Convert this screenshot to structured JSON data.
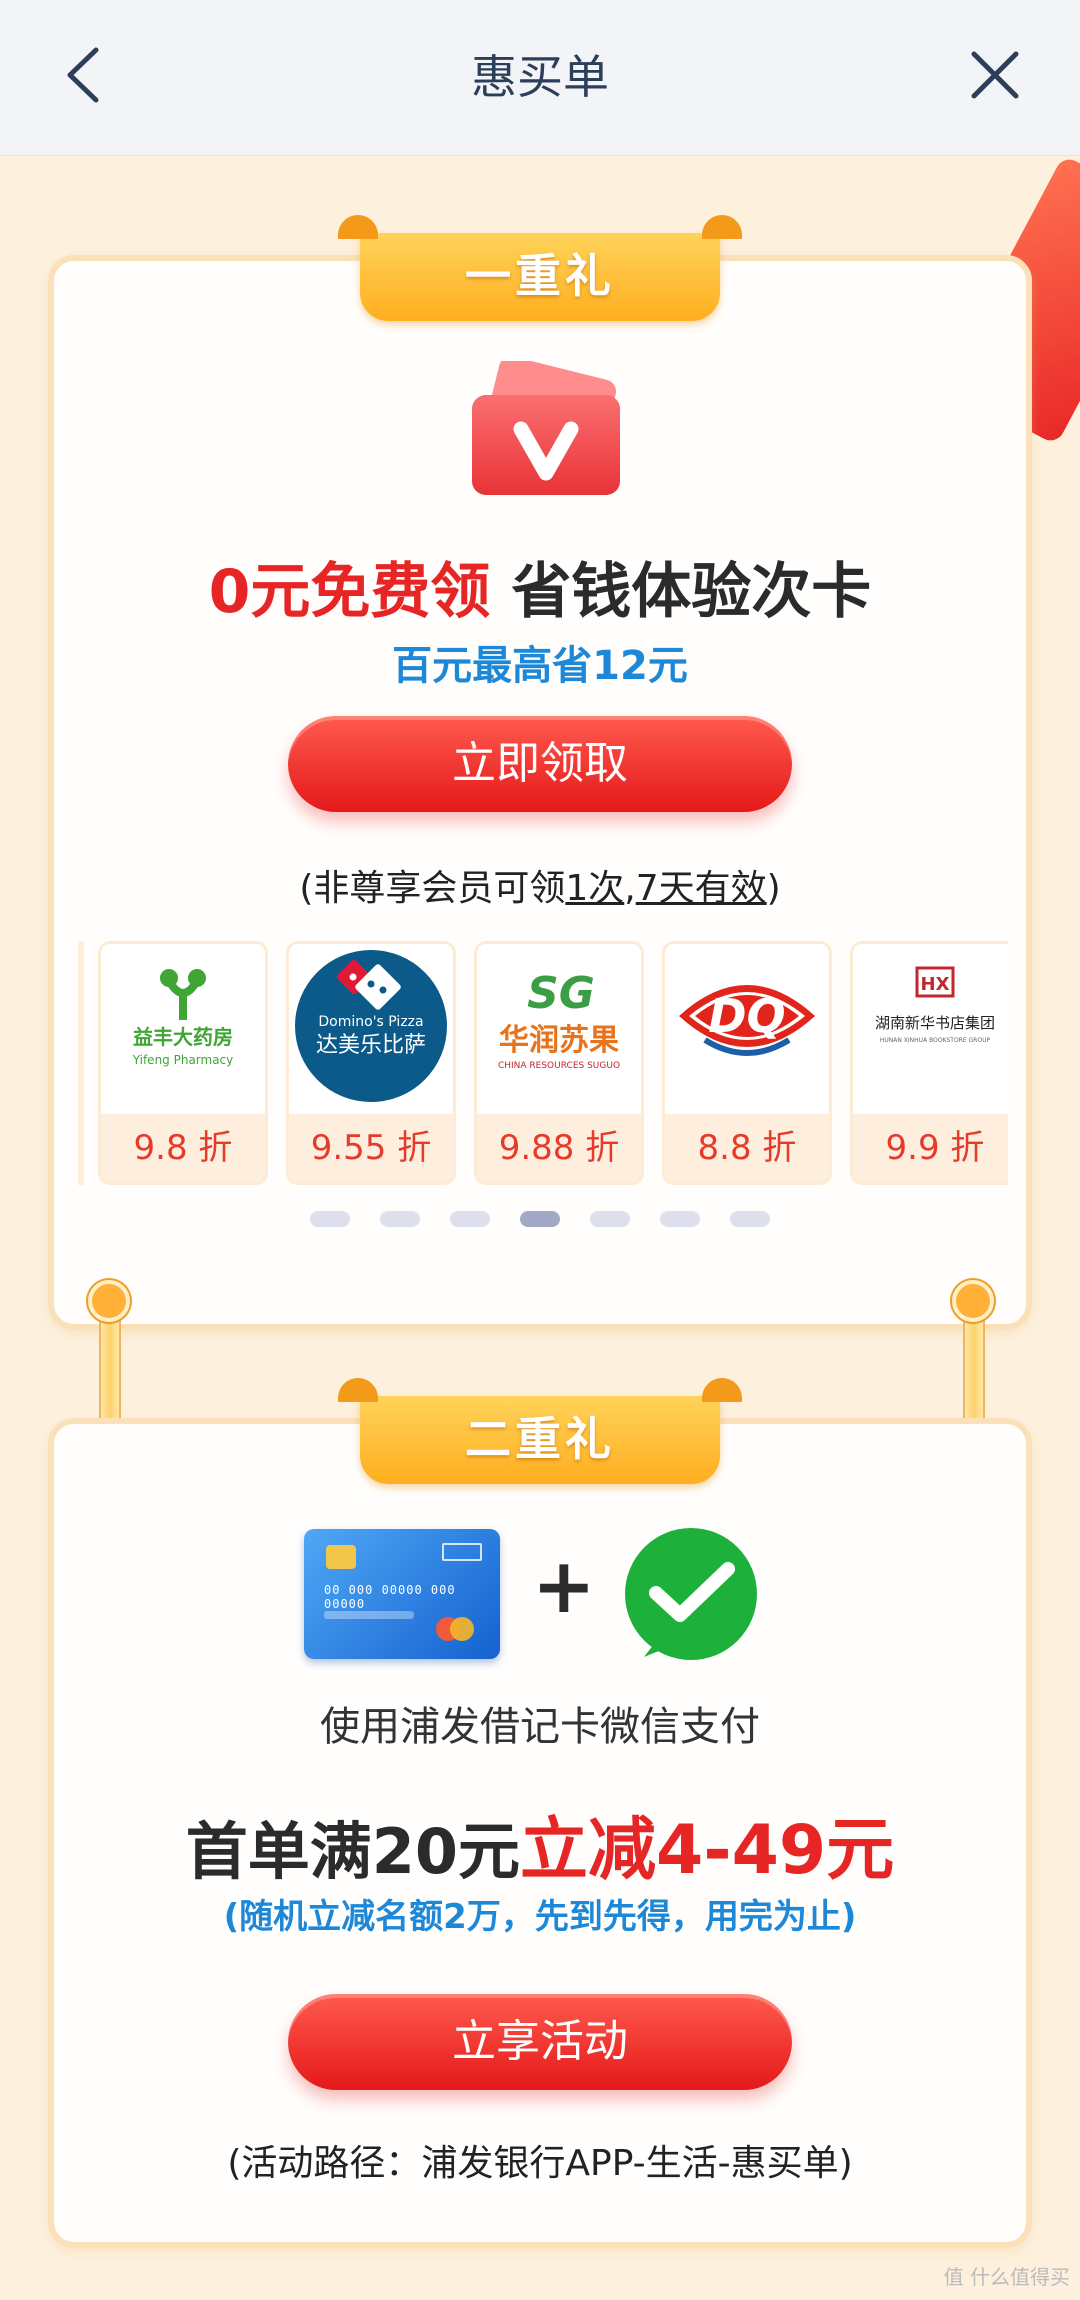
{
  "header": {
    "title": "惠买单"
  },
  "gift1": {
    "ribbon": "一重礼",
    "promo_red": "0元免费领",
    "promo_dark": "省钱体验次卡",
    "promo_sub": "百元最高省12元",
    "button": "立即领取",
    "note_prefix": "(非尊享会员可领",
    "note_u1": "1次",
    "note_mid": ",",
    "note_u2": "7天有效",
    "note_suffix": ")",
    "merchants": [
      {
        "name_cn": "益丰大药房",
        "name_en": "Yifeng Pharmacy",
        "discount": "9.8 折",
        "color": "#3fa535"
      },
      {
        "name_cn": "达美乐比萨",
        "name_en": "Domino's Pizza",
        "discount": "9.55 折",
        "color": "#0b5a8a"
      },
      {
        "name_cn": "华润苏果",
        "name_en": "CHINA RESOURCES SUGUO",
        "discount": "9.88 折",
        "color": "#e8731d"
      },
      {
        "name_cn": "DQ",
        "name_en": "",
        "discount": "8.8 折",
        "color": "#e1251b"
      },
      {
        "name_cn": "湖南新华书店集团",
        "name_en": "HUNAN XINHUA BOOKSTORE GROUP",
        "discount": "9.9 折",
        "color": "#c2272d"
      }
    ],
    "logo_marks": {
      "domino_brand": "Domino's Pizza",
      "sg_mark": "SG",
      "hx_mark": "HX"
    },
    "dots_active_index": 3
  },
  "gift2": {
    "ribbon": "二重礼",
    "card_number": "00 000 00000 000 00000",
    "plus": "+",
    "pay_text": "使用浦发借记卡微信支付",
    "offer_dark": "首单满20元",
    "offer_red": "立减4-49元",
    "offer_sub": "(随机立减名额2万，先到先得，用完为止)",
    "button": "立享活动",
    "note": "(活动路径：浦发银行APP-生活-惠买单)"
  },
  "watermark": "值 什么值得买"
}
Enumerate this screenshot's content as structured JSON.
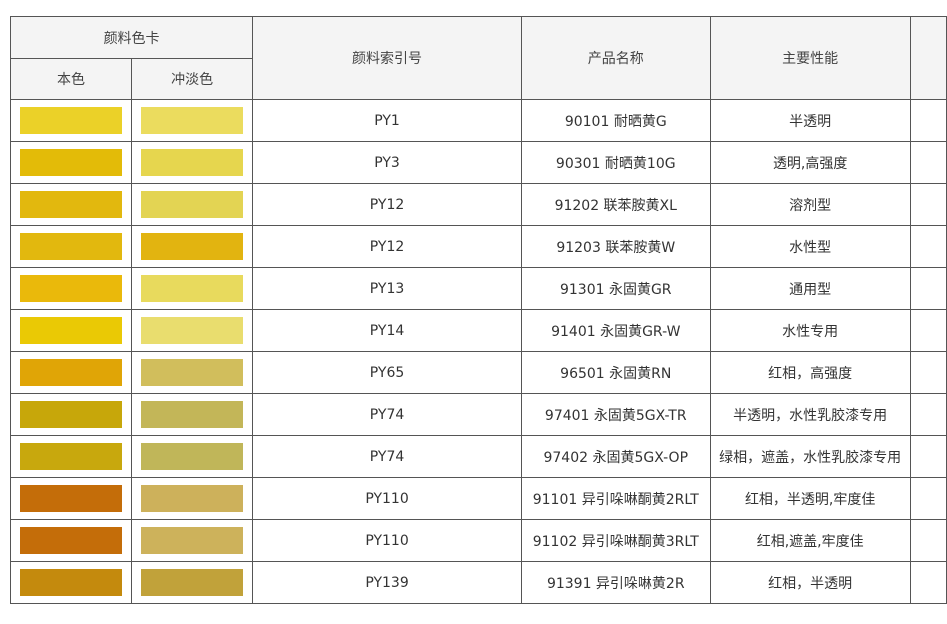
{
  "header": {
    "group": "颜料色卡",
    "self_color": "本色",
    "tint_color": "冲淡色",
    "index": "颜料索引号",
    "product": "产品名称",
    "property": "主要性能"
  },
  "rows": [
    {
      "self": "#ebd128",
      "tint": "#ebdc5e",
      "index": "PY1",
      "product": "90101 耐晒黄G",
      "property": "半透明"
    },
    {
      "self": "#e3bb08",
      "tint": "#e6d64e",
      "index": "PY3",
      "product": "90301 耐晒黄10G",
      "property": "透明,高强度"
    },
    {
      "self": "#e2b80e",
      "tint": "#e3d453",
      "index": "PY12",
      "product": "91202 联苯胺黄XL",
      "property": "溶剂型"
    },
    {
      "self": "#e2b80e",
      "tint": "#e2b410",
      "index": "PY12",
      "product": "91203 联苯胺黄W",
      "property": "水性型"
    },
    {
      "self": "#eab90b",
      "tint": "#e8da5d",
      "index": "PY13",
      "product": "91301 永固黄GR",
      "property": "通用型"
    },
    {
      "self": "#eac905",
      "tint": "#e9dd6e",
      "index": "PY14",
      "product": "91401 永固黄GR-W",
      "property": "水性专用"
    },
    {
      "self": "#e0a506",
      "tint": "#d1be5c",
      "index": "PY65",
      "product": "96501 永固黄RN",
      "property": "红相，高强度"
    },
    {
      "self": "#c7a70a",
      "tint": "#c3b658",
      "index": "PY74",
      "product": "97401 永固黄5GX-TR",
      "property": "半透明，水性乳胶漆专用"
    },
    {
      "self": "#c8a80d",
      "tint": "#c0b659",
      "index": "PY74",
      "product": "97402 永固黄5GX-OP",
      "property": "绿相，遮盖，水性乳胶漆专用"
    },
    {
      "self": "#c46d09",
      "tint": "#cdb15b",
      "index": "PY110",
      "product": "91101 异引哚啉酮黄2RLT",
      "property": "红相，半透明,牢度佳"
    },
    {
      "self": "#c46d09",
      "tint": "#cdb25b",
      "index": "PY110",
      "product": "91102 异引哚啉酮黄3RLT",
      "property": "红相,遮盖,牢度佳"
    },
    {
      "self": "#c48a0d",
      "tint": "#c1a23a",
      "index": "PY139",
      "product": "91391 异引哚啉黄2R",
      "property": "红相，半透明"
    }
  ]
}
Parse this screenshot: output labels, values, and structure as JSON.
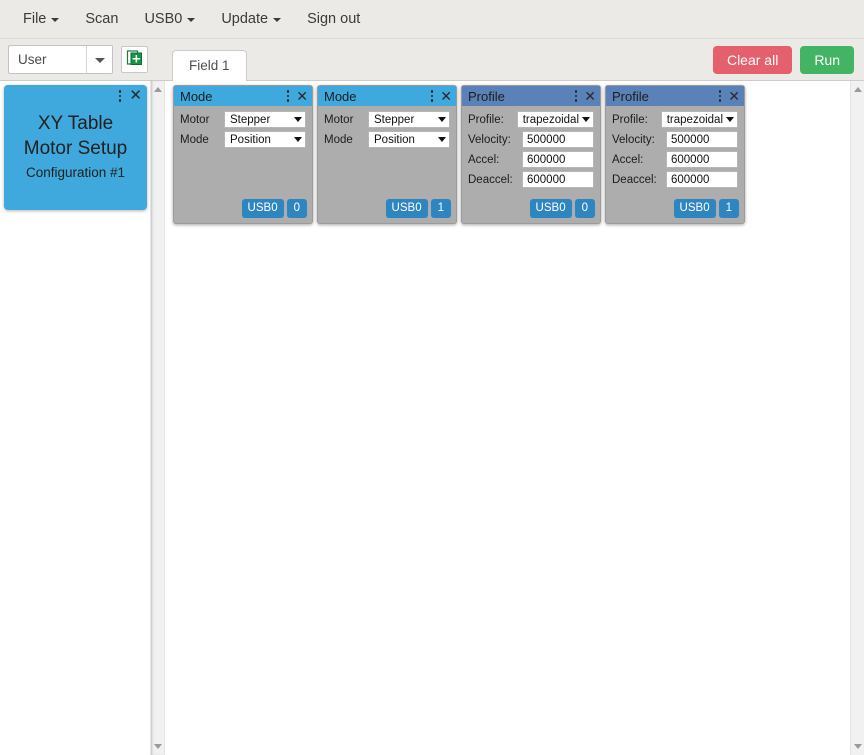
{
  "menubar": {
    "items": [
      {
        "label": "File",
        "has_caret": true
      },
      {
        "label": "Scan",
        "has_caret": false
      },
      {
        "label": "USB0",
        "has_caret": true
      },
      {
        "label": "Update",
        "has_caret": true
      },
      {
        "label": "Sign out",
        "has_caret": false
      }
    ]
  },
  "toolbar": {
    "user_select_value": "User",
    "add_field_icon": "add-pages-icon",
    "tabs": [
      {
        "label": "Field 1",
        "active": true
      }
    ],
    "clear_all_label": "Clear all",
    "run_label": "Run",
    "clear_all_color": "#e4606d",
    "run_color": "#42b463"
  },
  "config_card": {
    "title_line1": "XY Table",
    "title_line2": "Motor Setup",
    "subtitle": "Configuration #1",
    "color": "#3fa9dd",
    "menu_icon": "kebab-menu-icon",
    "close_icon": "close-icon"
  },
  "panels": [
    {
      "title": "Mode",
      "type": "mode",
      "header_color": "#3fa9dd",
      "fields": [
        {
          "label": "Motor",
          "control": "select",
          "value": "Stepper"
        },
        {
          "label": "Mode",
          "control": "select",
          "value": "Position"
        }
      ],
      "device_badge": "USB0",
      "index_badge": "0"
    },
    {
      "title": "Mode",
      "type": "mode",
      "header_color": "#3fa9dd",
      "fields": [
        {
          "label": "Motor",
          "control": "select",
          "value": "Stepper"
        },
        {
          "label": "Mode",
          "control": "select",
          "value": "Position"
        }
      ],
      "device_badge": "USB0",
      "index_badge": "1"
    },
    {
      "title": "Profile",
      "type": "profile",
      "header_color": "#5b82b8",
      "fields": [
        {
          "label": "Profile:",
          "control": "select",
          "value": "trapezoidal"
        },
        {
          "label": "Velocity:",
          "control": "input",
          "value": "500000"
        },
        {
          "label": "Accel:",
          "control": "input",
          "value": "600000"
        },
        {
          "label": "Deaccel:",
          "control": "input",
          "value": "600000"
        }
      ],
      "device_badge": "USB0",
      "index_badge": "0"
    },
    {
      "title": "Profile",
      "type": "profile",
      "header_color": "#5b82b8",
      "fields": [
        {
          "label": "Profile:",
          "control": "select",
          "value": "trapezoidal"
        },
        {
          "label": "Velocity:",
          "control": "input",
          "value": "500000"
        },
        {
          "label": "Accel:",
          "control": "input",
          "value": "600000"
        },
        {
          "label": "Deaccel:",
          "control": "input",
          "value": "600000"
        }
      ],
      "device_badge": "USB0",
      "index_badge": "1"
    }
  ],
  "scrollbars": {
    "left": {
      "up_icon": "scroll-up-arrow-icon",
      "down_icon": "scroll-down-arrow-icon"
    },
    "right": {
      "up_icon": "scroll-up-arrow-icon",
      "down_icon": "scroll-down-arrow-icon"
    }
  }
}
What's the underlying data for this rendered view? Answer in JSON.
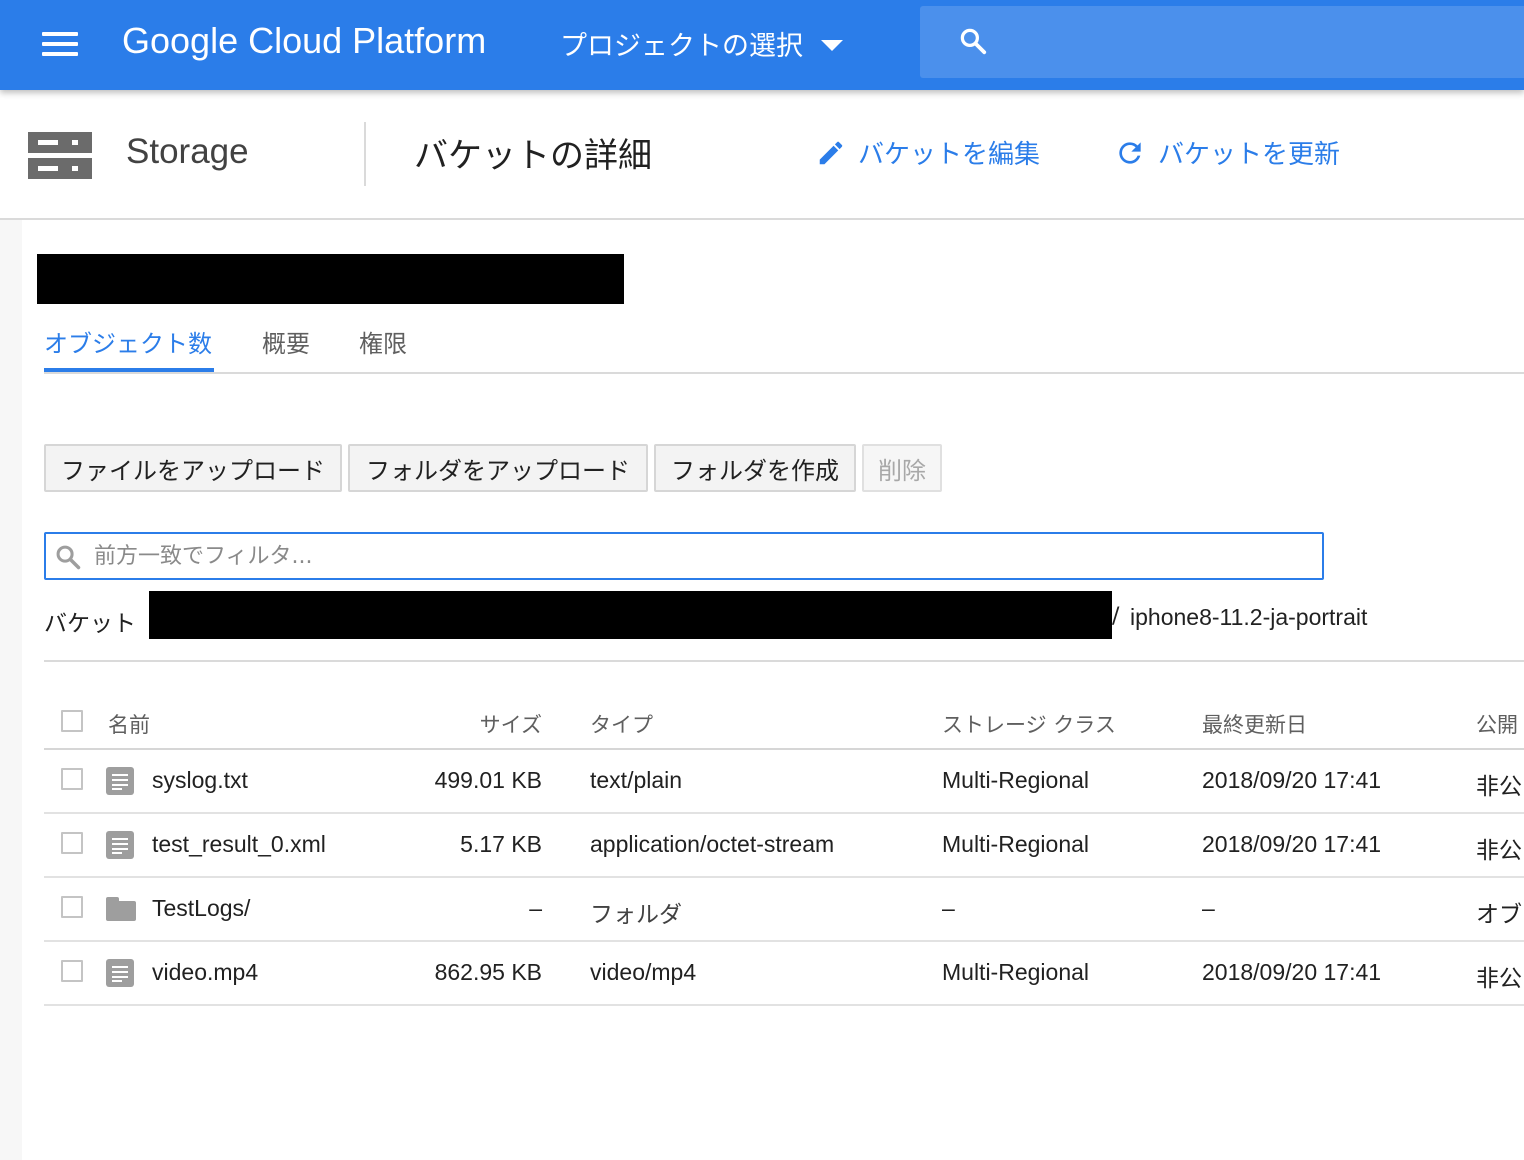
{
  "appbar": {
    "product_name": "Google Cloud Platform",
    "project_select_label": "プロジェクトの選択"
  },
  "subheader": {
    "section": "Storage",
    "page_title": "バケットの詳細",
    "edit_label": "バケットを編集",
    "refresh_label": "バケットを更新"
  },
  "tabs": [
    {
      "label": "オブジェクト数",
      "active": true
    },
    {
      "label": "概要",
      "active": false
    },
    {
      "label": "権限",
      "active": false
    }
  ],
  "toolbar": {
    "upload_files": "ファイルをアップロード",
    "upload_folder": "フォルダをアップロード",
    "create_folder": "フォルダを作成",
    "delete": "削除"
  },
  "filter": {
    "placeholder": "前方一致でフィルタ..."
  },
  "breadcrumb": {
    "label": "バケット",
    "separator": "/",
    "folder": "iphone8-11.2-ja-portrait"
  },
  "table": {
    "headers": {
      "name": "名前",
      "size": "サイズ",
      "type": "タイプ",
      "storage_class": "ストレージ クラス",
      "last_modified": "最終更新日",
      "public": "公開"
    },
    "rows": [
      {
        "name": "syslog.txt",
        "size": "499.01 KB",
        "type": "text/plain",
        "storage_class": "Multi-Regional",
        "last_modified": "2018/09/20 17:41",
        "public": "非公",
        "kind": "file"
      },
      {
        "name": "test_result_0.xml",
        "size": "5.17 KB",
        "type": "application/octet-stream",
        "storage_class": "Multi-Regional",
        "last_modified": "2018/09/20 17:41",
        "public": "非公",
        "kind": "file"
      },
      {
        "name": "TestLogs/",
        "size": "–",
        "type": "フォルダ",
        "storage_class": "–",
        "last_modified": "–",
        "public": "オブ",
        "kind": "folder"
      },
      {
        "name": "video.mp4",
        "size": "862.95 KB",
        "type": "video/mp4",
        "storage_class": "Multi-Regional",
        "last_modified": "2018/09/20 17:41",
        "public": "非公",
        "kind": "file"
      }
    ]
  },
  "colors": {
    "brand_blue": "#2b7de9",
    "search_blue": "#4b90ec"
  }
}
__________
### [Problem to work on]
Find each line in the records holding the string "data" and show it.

### [Answer space]
Convert this screenshot to structured JSON data.
What's the underlying data for this rendered view? Answer in JSON.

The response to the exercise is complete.